Your task: Within this material, find every line where the string "Delete" appears, and copy it out.

Data provided:
************
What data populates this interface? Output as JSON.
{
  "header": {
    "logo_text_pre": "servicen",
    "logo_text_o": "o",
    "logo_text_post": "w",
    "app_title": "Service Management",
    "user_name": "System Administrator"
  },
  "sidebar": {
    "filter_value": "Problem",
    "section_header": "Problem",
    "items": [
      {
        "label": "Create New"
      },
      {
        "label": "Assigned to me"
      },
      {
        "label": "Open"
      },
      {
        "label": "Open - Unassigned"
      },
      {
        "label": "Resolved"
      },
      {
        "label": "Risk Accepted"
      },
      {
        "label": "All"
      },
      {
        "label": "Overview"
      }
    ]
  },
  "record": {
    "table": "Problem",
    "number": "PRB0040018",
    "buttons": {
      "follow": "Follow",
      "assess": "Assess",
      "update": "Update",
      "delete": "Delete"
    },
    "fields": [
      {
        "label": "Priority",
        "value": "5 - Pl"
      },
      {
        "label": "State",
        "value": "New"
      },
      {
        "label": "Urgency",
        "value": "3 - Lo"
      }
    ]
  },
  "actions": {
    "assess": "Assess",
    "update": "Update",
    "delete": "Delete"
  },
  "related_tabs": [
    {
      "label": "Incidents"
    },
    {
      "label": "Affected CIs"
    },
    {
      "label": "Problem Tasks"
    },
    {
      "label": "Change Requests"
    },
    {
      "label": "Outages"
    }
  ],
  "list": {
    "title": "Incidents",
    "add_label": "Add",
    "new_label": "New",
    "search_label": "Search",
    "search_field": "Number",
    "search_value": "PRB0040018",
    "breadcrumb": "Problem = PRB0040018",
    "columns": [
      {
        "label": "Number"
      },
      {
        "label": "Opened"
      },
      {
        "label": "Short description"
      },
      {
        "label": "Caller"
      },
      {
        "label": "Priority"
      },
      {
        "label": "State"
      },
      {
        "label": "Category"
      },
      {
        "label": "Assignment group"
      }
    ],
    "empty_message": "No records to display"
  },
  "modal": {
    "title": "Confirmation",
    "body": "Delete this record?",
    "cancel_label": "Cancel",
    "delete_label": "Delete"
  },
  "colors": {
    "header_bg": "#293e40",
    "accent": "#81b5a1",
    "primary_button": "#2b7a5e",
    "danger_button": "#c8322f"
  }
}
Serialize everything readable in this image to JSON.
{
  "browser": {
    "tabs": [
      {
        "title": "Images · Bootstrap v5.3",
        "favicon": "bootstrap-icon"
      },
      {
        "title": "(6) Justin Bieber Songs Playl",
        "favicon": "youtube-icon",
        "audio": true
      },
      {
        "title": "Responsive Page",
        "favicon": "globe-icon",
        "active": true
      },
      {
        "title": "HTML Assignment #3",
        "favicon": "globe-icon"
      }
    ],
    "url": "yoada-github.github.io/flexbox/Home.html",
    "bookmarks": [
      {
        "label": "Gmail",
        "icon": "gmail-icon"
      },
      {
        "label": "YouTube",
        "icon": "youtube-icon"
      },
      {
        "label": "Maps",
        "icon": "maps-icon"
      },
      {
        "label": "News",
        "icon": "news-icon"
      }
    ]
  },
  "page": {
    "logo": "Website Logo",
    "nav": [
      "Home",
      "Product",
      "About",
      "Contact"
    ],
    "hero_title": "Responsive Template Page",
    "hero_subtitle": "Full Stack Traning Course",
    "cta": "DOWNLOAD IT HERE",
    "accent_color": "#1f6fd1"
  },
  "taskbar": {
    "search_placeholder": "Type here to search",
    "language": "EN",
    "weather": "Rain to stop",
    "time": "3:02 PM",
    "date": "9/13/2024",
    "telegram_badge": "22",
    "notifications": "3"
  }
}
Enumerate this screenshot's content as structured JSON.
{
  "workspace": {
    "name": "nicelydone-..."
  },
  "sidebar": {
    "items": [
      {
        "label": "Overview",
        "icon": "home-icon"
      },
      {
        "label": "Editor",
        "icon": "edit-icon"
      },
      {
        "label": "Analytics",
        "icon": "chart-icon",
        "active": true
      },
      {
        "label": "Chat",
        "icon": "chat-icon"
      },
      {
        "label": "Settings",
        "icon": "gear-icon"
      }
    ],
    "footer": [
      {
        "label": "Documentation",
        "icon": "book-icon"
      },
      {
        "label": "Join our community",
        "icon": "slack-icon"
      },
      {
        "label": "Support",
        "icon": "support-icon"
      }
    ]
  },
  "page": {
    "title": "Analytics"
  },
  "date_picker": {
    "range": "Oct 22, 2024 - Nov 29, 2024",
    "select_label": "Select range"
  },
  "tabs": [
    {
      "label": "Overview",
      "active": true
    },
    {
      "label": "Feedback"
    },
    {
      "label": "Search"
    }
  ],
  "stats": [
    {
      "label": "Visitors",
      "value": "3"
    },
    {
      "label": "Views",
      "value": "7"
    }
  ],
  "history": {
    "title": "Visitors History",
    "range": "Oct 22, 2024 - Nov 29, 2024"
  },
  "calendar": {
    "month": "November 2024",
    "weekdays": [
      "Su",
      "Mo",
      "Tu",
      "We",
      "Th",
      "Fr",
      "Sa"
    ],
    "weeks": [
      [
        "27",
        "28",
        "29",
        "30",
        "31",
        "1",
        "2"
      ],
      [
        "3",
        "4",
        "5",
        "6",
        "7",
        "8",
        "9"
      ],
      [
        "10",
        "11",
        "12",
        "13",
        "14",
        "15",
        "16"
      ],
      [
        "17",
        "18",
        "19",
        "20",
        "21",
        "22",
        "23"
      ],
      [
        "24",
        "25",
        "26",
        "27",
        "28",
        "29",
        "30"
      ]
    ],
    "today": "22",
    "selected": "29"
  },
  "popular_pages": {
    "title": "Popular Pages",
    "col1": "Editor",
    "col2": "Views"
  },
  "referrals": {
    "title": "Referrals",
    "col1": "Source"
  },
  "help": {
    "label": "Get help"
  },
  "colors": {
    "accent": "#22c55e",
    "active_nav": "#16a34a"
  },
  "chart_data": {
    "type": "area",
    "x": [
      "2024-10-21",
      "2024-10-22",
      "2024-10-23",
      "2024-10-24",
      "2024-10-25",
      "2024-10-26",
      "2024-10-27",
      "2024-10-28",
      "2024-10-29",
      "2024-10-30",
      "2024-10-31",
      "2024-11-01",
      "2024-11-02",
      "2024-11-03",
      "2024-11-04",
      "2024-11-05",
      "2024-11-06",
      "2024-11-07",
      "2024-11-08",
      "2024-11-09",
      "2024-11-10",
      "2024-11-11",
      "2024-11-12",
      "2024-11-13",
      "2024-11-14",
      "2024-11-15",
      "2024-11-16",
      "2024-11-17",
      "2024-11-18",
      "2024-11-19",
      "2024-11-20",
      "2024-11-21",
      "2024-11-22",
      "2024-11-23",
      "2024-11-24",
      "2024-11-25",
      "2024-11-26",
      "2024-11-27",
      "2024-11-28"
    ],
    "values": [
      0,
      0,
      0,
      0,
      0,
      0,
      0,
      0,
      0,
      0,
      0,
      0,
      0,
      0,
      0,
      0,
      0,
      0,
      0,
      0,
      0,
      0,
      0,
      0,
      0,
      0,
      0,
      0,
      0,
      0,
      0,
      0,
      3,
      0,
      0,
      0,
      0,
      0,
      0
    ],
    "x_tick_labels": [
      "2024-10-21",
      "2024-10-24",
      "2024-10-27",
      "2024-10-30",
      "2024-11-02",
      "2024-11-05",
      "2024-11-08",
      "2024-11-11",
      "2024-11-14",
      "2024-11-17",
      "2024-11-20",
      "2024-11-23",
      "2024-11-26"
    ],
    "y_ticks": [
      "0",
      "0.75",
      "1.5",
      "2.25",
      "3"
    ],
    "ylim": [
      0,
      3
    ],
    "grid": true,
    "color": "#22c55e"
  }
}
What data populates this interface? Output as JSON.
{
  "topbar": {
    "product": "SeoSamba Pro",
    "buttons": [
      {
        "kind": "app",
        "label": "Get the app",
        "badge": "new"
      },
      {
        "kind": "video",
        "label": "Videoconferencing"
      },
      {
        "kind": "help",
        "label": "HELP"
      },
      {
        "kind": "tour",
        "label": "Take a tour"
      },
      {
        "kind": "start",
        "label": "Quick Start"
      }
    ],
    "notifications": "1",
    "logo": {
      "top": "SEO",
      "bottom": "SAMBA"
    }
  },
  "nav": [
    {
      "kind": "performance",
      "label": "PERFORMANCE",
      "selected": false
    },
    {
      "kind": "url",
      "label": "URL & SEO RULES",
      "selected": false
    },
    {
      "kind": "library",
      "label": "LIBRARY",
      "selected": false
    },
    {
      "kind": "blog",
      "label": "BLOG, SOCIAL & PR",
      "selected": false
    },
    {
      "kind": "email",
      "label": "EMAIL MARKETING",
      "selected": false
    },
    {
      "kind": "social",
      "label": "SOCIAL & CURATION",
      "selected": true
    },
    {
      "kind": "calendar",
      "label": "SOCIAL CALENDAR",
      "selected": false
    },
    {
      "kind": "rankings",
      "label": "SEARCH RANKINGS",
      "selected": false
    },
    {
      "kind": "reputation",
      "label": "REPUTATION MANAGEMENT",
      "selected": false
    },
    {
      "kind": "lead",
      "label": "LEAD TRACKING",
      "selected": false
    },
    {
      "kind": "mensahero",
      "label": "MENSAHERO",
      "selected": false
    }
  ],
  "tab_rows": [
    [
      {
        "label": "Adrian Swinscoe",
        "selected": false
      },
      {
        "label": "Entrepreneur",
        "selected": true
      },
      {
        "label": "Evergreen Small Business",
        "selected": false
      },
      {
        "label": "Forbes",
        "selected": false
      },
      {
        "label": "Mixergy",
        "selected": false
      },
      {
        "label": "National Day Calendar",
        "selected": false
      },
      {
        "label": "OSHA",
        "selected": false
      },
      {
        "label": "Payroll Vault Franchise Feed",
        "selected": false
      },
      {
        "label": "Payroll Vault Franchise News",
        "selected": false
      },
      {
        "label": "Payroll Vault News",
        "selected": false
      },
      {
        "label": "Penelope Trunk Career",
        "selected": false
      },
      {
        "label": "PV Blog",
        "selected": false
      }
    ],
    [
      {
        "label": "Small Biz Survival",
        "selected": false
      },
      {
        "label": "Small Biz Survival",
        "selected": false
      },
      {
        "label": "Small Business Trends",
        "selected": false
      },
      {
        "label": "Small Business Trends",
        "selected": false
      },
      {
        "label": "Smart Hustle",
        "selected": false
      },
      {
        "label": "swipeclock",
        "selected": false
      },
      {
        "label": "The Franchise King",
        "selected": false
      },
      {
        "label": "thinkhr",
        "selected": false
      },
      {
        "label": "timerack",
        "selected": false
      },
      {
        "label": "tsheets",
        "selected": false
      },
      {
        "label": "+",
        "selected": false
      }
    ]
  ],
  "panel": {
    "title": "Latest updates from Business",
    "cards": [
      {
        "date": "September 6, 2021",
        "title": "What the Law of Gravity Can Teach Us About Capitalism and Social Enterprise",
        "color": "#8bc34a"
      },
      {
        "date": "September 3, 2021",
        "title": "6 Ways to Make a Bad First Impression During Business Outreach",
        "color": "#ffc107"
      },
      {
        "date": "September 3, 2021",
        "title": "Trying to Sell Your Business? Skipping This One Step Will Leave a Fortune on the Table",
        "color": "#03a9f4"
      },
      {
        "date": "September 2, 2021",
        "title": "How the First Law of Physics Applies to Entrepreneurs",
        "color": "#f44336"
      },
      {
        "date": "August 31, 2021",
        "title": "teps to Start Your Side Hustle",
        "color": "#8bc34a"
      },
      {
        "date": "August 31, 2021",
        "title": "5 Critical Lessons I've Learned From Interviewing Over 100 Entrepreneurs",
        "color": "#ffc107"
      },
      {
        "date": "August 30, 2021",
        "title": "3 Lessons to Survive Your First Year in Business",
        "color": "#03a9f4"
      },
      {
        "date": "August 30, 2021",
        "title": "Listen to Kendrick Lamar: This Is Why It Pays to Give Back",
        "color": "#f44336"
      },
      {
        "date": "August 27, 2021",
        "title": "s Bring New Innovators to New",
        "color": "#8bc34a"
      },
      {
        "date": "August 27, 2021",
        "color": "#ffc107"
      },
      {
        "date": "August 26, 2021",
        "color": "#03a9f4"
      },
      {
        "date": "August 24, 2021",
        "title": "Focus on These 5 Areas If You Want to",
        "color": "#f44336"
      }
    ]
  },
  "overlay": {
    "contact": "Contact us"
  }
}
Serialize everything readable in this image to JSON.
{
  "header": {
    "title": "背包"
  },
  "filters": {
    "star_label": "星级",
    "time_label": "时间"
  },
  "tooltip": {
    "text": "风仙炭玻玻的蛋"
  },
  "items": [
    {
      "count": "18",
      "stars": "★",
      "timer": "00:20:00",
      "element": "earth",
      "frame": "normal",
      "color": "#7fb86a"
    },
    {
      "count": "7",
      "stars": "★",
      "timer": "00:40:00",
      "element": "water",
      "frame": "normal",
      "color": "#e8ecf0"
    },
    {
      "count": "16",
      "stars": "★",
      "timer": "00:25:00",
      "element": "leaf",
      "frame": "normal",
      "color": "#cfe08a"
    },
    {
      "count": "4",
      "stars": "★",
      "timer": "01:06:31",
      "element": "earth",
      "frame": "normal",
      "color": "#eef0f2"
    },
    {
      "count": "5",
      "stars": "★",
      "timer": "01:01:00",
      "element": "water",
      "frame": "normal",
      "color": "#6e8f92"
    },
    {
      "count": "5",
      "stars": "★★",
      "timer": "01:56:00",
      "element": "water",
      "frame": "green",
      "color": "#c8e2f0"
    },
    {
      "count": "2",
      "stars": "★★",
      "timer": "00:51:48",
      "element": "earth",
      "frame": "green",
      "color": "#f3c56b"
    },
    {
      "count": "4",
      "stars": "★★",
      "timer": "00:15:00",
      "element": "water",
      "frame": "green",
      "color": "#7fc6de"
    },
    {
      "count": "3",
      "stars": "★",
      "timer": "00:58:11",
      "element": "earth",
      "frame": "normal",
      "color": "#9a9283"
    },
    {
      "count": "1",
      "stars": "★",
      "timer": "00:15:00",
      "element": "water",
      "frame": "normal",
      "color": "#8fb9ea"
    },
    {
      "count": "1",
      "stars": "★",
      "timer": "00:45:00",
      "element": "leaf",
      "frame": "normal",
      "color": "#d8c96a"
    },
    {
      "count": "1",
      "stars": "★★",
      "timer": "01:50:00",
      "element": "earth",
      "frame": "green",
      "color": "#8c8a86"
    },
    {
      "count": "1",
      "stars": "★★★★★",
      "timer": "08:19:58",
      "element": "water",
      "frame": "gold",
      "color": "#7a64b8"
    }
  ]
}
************
Response to this exercise:
      "delete": "Delete"
    "delete": "Delete"
    "body": "Delete this record?",
    "delete_label": "Delete"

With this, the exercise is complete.